By Anam Zeb
At the APAN 2016 conference in Colombo, speakers from Asia and throughout the world highlighted the costs of climate change globally, and then specifically for Asia. In particular, experts from the UNEP have suggested previous estimates may have been inaccurate, and up to 500 billion USD per year will be the cost of adaptation globally.
‘In terms of climate change adaptation, at local level people do not have the luxury of planning too far ahead for adaptation’ explains Atiq Rahman, Executive Director of the Bangladesh Centre for Advanced Studies (BCAS) Bangladesh, ‘for them it is a question of their next meal’. . He is echoed by Barney Dickson, who stressed the importance of planning for adaptation in that ‘large scale investments, such as in infrastructure, must be climate resilient’ emphasising that developing countries can no longer afford to invest in development that may not be able to withstand climate change impacts in the coming decades.
Barney and Atiq are two of more than 800 delegates from throughout Asia who have gathered in Colombo to attend the 5th Asia Pacific Climate Change Adaptation forum. This includes representatives from the media, civil society, and even governments, who are preparing to share experiences and best practices surrounding best practices on climate change adaptation in the region.

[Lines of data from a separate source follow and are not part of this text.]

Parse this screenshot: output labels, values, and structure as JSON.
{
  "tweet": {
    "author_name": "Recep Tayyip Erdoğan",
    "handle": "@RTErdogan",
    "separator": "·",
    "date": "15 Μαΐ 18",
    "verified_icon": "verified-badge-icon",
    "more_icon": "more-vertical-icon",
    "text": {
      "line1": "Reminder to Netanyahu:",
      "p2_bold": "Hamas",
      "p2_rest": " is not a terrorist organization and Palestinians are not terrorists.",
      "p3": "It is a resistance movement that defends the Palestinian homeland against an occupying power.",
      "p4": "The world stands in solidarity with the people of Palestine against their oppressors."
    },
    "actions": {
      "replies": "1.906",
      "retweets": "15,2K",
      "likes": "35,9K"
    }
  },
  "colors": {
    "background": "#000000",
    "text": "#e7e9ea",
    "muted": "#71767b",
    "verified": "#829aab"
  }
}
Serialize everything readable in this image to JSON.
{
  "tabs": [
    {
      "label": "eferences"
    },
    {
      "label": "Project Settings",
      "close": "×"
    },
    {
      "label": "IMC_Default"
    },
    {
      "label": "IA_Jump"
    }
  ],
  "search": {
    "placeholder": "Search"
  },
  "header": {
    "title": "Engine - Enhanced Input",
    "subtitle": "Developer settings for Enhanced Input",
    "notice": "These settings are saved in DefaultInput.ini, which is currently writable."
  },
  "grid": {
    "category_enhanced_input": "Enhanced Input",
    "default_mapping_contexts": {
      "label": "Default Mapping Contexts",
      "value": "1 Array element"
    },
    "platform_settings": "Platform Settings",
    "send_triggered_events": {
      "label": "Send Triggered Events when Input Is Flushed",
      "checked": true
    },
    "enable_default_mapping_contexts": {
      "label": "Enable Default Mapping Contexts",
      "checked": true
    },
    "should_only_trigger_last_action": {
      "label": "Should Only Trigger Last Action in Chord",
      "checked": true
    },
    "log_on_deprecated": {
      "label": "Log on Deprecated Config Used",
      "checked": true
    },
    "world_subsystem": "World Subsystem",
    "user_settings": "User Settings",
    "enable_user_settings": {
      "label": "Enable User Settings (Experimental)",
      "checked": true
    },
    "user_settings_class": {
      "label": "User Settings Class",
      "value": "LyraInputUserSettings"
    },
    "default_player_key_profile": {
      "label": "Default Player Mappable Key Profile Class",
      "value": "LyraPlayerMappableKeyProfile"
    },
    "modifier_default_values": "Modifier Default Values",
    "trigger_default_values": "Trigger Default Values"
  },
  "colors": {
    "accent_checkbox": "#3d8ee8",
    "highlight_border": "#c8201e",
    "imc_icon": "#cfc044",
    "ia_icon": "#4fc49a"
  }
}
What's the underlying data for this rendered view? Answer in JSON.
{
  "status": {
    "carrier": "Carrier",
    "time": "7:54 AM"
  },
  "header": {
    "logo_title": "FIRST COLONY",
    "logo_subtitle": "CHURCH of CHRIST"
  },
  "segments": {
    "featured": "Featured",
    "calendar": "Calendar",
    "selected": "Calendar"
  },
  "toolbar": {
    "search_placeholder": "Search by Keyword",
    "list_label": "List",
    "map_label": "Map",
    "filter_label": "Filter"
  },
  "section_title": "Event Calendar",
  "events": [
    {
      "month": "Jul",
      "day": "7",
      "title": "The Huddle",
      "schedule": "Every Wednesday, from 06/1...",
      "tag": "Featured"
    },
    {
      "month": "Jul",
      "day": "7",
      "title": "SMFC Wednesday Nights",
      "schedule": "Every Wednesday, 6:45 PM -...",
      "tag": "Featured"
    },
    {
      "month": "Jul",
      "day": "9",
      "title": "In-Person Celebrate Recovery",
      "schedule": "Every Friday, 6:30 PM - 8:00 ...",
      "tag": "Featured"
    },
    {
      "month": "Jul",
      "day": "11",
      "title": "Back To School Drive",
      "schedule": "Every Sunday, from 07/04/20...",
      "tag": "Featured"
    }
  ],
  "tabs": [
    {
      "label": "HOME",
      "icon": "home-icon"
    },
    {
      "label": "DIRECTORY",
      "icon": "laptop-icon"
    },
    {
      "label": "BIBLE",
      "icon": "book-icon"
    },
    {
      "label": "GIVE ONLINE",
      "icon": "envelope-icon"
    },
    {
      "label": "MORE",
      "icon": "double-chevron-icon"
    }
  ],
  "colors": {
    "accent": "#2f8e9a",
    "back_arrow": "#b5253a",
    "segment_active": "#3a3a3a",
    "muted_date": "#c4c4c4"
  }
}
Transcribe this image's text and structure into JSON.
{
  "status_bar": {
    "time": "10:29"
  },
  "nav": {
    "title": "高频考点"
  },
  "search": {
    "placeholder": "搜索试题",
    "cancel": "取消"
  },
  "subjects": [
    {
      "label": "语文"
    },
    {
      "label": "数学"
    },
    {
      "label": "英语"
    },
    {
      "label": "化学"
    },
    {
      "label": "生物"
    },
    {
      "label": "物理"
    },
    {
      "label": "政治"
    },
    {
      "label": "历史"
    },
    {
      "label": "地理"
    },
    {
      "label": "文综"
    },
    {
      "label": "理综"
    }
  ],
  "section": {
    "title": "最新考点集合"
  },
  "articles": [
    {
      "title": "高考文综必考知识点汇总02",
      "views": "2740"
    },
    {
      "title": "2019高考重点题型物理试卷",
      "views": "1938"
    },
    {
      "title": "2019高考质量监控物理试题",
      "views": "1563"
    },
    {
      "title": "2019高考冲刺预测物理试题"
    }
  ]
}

Atiq, and representatives from Germany, Japan, Sri Lanka and the UN highlighted in the opening session the need for adaptation planning to be more inclusive of all sectors. The other speakers echoed Atiqs earlier statement by confirming that planning for climate change must go beyond simply short term planning and a limited strategic vision.
Barney furthered this by adding that planning for climate change must be ‘across sectors and ministries’. With all the stress being placed on planning for climate change adaptation, the question necessarily arises as to who is responsible for climate change planning. As the responsibility for climate change in a national context moves away from the traditional approach where a single ministry is responsible, there is an opportunity to redesign the way climate planning takes place. ‘Planning must be across sectors and ministries’ says Barney; this was confirmed by Atiq Rahman who suggested that local governments, the private sector in vulnerable countries are realizing that climate change must be integrated into all development planning.
However, climate change adaptation does not come for free. Following the Paris Agreement, the official amount quoted that will be needed by the GCF on an annual basis for Climate Change funding would be to the tune of USD 100 billion, globally, following 2020. However, Panelists at the conference suggest this may be woefully low, as this financial aid will split into two pots; one for mitigation and one for mitigation.
‘In terms of adaptation, this amount may not even be accurate. Newer studies suggest that between 180 billion and 300 billion USD will be needed annually for adaptation alone following 2020. By 2050, 500 billion USD a year will be the cost of adaptation globally’ said Barney, quoting figures from the UNEP report titled ‘The Adaptation Gap Report, 2016’.
For Asia, this is information may very well serve to be a jolt into action. The region as a whole faced the most climate related disasters between 2000 and 2008, and cost 27.5% of GDP in this period. Compensating for these losses, while ensuring effective, non-erosive adaptation, is the current challenge faced by policy makers; and indeed, those responsible for development of budgets.
But budgets cannot simply be wishlists. The money needs to come from somewhere, as highlighted by the speakers in the conference. As it becomes clearer that adaptation will cost much more than previously estimated, there is a need to get creative in thinking about sources of funding.
One of these sources could potentially be the private sector. Traditionally viewed with slight skepticism, particularly by climate activists who doubt their motives in investing in climate change, the private sector has been invited following COP21 to participate in the climate arena. ‘When we started the National Adaptation Plan (NAP) process’ says Buddi Marhambe, National Experts Committee on Climate Change Adaptation, ‘the private sector was invited to participate, but did not show much interest’.
Information and incentive development for the private sector to participate meaningfully and transparently is therefore of paramount significance. This can only be done if governments themselves fully acknowledge the threat of climate change- an area that panelists said needs more work.
The views expressed here are solely of the author’s and not of CAN South Asia’s.